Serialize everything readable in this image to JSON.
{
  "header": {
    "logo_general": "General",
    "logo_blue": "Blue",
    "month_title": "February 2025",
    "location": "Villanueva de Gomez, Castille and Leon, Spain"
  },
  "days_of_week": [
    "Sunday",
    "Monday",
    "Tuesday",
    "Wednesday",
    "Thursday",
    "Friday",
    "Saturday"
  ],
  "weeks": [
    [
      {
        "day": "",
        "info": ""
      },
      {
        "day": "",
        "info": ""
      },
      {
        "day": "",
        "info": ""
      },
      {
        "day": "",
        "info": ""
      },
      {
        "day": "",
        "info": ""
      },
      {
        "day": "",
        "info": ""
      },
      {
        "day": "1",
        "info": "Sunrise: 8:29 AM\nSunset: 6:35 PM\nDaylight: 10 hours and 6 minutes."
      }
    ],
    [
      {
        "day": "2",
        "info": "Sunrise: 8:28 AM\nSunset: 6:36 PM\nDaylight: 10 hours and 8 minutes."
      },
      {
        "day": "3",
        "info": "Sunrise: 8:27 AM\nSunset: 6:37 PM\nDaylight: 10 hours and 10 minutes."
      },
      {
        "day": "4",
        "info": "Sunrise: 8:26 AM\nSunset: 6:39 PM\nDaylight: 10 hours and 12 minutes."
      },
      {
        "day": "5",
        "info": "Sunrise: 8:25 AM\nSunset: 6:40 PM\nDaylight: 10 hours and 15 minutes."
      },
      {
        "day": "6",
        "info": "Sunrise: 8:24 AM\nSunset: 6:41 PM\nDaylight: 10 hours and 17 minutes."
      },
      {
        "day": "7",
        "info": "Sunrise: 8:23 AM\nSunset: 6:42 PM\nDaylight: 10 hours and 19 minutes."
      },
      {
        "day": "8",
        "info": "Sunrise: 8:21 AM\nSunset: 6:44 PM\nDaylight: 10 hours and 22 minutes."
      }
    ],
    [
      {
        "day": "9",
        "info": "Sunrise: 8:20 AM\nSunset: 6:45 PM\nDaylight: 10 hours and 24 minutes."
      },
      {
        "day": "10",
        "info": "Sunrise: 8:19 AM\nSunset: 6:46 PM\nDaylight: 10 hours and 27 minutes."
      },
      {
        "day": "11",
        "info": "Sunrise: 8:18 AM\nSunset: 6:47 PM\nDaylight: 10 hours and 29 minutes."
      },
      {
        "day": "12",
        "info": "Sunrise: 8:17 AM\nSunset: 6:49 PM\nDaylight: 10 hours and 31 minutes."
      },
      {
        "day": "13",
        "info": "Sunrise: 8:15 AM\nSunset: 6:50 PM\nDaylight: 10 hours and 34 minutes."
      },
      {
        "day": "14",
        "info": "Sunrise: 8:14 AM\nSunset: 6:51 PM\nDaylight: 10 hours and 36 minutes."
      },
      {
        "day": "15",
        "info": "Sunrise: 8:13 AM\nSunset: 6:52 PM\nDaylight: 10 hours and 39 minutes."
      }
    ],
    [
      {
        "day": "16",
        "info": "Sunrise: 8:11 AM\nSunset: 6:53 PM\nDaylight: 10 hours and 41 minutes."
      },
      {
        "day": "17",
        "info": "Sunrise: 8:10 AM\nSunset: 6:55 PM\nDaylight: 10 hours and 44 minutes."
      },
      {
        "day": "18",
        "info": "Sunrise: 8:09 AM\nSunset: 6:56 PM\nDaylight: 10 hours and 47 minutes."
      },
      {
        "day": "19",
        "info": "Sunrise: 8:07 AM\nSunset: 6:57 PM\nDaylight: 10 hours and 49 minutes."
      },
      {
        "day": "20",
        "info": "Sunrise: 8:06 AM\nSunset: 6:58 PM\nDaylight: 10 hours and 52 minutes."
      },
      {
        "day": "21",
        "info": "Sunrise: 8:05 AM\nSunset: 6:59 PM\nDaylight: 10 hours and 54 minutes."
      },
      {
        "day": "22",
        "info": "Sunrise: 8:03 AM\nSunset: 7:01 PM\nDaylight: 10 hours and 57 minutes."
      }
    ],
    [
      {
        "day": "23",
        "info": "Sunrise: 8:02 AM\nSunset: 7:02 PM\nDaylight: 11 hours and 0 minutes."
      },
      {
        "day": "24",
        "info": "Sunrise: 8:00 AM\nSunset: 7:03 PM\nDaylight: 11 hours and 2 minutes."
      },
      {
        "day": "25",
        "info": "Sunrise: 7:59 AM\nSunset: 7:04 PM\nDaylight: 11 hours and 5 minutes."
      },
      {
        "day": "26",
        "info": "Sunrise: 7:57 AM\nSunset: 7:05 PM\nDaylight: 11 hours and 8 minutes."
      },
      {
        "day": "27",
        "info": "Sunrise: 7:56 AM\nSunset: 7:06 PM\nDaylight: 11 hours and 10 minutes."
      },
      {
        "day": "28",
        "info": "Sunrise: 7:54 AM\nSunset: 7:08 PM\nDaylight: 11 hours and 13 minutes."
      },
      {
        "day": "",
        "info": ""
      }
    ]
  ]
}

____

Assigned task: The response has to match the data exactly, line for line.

Answer to this exercise:
Serialize everything readable in this image to JSON.
{
  "header": {
    "logo_general": "General",
    "logo_blue": "Blue",
    "month_title": "February 2025",
    "location": "Villanueva de Gomez, Castille and Leon, Spain"
  },
  "days_of_week": [
    "Sunday",
    "Monday",
    "Tuesday",
    "Wednesday",
    "Thursday",
    "Friday",
    "Saturday"
  ],
  "weeks": [
    [
      {
        "day": "",
        "info": ""
      },
      {
        "day": "",
        "info": ""
      },
      {
        "day": "",
        "info": ""
      },
      {
        "day": "",
        "info": ""
      },
      {
        "day": "",
        "info": ""
      },
      {
        "day": "",
        "info": ""
      },
      {
        "day": "1",
        "info": "Sunrise: 8:29 AM\nSunset: 6:35 PM\nDaylight: 10 hours and 6 minutes."
      }
    ],
    [
      {
        "day": "2",
        "info": "Sunrise: 8:28 AM\nSunset: 6:36 PM\nDaylight: 10 hours and 8 minutes."
      },
      {
        "day": "3",
        "info": "Sunrise: 8:27 AM\nSunset: 6:37 PM\nDaylight: 10 hours and 10 minutes."
      },
      {
        "day": "4",
        "info": "Sunrise: 8:26 AM\nSunset: 6:39 PM\nDaylight: 10 hours and 12 minutes."
      },
      {
        "day": "5",
        "info": "Sunrise: 8:25 AM\nSunset: 6:40 PM\nDaylight: 10 hours and 15 minutes."
      },
      {
        "day": "6",
        "info": "Sunrise: 8:24 AM\nSunset: 6:41 PM\nDaylight: 10 hours and 17 minutes."
      },
      {
        "day": "7",
        "info": "Sunrise: 8:23 AM\nSunset: 6:42 PM\nDaylight: 10 hours and 19 minutes."
      },
      {
        "day": "8",
        "info": "Sunrise: 8:21 AM\nSunset: 6:44 PM\nDaylight: 10 hours and 22 minutes."
      }
    ],
    [
      {
        "day": "9",
        "info": "Sunrise: 8:20 AM\nSunset: 6:45 PM\nDaylight: 10 hours and 24 minutes."
      },
      {
        "day": "10",
        "info": "Sunrise: 8:19 AM\nSunset: 6:46 PM\nDaylight: 10 hours and 27 minutes."
      },
      {
        "day": "11",
        "info": "Sunrise: 8:18 AM\nSunset: 6:47 PM\nDaylight: 10 hours and 29 minutes."
      },
      {
        "day": "12",
        "info": "Sunrise: 8:17 AM\nSunset: 6:49 PM\nDaylight: 10 hours and 31 minutes."
      },
      {
        "day": "13",
        "info": "Sunrise: 8:15 AM\nSunset: 6:50 PM\nDaylight: 10 hours and 34 minutes."
      },
      {
        "day": "14",
        "info": "Sunrise: 8:14 AM\nSunset: 6:51 PM\nDaylight: 10 hours and 36 minutes."
      },
      {
        "day": "15",
        "info": "Sunrise: 8:13 AM\nSunset: 6:52 PM\nDaylight: 10 hours and 39 minutes."
      }
    ],
    [
      {
        "day": "16",
        "info": "Sunrise: 8:11 AM\nSunset: 6:53 PM\nDaylight: 10 hours and 41 minutes."
      },
      {
        "day": "17",
        "info": "Sunrise: 8:10 AM\nSunset: 6:55 PM\nDaylight: 10 hours and 44 minutes."
      },
      {
        "day": "18",
        "info": "Sunrise: 8:09 AM\nSunset: 6:56 PM\nDaylight: 10 hours and 47 minutes."
      },
      {
        "day": "19",
        "info": "Sunrise: 8:07 AM\nSunset: 6:57 PM\nDaylight: 10 hours and 49 minutes."
      },
      {
        "day": "20",
        "info": "Sunrise: 8:06 AM\nSunset: 6:58 PM\nDaylight: 10 hours and 52 minutes."
      },
      {
        "day": "21",
        "info": "Sunrise: 8:05 AM\nSunset: 6:59 PM\nDaylight: 10 hours and 54 minutes."
      },
      {
        "day": "22",
        "info": "Sunrise: 8:03 AM\nSunset: 7:01 PM\nDaylight: 10 hours and 57 minutes."
      }
    ],
    [
      {
        "day": "23",
        "info": "Sunrise: 8:02 AM\nSunset: 7:02 PM\nDaylight: 11 hours and 0 minutes."
      },
      {
        "day": "24",
        "info": "Sunrise: 8:00 AM\nSunset: 7:03 PM\nDaylight: 11 hours and 2 minutes."
      },
      {
        "day": "25",
        "info": "Sunrise: 7:59 AM\nSunset: 7:04 PM\nDaylight: 11 hours and 5 minutes."
      },
      {
        "day": "26",
        "info": "Sunrise: 7:57 AM\nSunset: 7:05 PM\nDaylight: 11 hours and 8 minutes."
      },
      {
        "day": "27",
        "info": "Sunrise: 7:56 AM\nSunset: 7:06 PM\nDaylight: 11 hours and 10 minutes."
      },
      {
        "day": "28",
        "info": "Sunrise: 7:54 AM\nSunset: 7:08 PM\nDaylight: 11 hours and 13 minutes."
      },
      {
        "day": "",
        "info": ""
      }
    ]
  ]
}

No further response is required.